So I invite you to consider a couple of things:

You may in fact be being driven by your social context and not actually what makes you happy…do your really want that degree, get married, promotion etc For a challenging look at these social memes that may be guiding you I invite you to read Paul Dolan’s latest book and have a look at this MOOC

Have you stopped to consider what really matters to you? What are your personal indicators for a good life?  The fields of positive psychology  and wellbeing try and measure this area using indicators such as satisfaction with life and psychological wellbeing. Looking at your own personal balance between eudaimonia (flourishing/fulfilling our potential) or what is purposeful to us and what makes us feel happy in the moment -our own personal pleasure (with thanks to Paul Dolan).

For some of us that are in the lucky position to have moved beyond pure survival, pleasure may be our key driver for others success and a good life is more about realising our potential, learning, growing and challenging ourselves. What is your balance? To explore this further I invite you to start being your own personal investigator- noticing in the moment when you feel good and not so good- is it when your ‘think’ you ‘should’ feel good, perhaps having a go at this self test for a few days. If you are struggling with a lack or purpose or meaning have a go at the test above and reflect on what is really important to you in your life? What challenge, change, learning or area of growth would bring you more fulfilment and/or what contexts (hobbies, workplace, communities) would support and enable this?

Interested in exploring this further both individually or as an organisation? Drop me a line hello@mindtrip.co.uk 

 

 

 

 

 

 

 

What have you done to help others lately?

November 4th, 2013

Heather Johnston

Why do I ask? Because it may just help you too…At the end of October, I attended the empathy and compassion conference in society and was transported into a truly inspiring atmosphere of the latest research and thinking around ways to help improve our individual and collective resilience, so as to build a more compassionate society.

We as human beings are naturally programmed to help others, you only need to look at acts of bravery and courage (both big and small) to see how much they are rooted in putting other people before ourselves.

Taking a secular view on thinking from Buddhist meditation practices, researchers have found that those that meditate regularly develop an ability to self soothe themselves when times get tough, maintain perspective and once they get themselves balanced have a greater ability to act compassionately towards others without getting burnout.

The key? Is self compassion.
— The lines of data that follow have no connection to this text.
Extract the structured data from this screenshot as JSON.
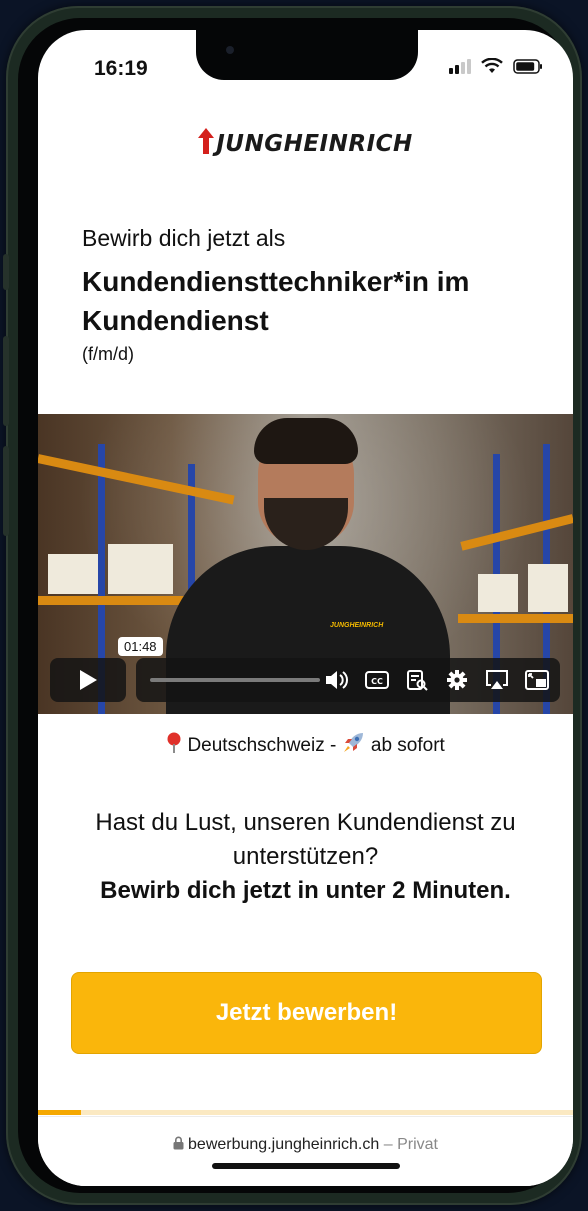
{
  "status_bar": {
    "time": "16:19",
    "signal_bars_active": 2,
    "signal_bars_total": 4,
    "icons": [
      "signal-icon",
      "wifi-icon",
      "battery-icon"
    ]
  },
  "brand": {
    "logo_text": "JUNGHEINRICH",
    "accent_color": "#fab60b",
    "logo_arrow_color": "#d4201c"
  },
  "intro": {
    "line1": "Bewirb dich jetzt als",
    "job_title": "Kundendiensttechniker*in im Kundendienst",
    "suffix": "(f/m/d)"
  },
  "video": {
    "shirt_logo": "JUNGHEINRICH",
    "time_tooltip": "01:48",
    "progress_fraction": 0.0,
    "controls": [
      "play-icon",
      "volume-icon",
      "captions-icon",
      "transcript-icon",
      "settings-gear-icon",
      "airplay-icon",
      "picture-in-picture-icon"
    ]
  },
  "location": {
    "region": "Deutschschweiz -",
    "start": "ab sofort",
    "pin_icon": "map-pin-icon",
    "rocket_icon": "rocket-icon"
  },
  "pitch": {
    "question": "Hast du Lust, unseren Kundendienst zu unterstützen?",
    "call": "Bewirb dich jetzt in unter 2 Minuten."
  },
  "cta": {
    "label": "Jetzt bewerben!"
  },
  "form_progress": {
    "fraction": 0.08
  },
  "browser": {
    "domain": "bewerbung.jungheinrich.ch",
    "separator": "–",
    "mode": "Privat"
  }
}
When things gets tough in our ‘threat and drive’ based work organisations we all have a tendency to be our biggest internal critic and this then leeches out into a wider culture of the survival of the strongest with potentially devastating impact on people’s wellbeing, cooperation, productivity and society as a whole.

Through starting to be kinder to ourselves and being a bit more self compassionate, we naturally will start to act more compassionately towards others and this can impact up to 3 degrees of separation from ourselves, as well as increase our own wellbeing and happiness. Benefits to work organisations? Researchers have shown this is good for business too..those that start to develop more balanced work cultures that value acts of giving towards others see increased staff loyalty, increased customer service and reduced turnover as well as a reduced health bill from the impact of stress.

Want to find out where to start? Have a look at the links through this article and all it takes to get going is just 7 minutes meditation a day to take a deep breath, stop and be still. Spending time becoming aware of our own mind is a first step towards helping yourself and helping others.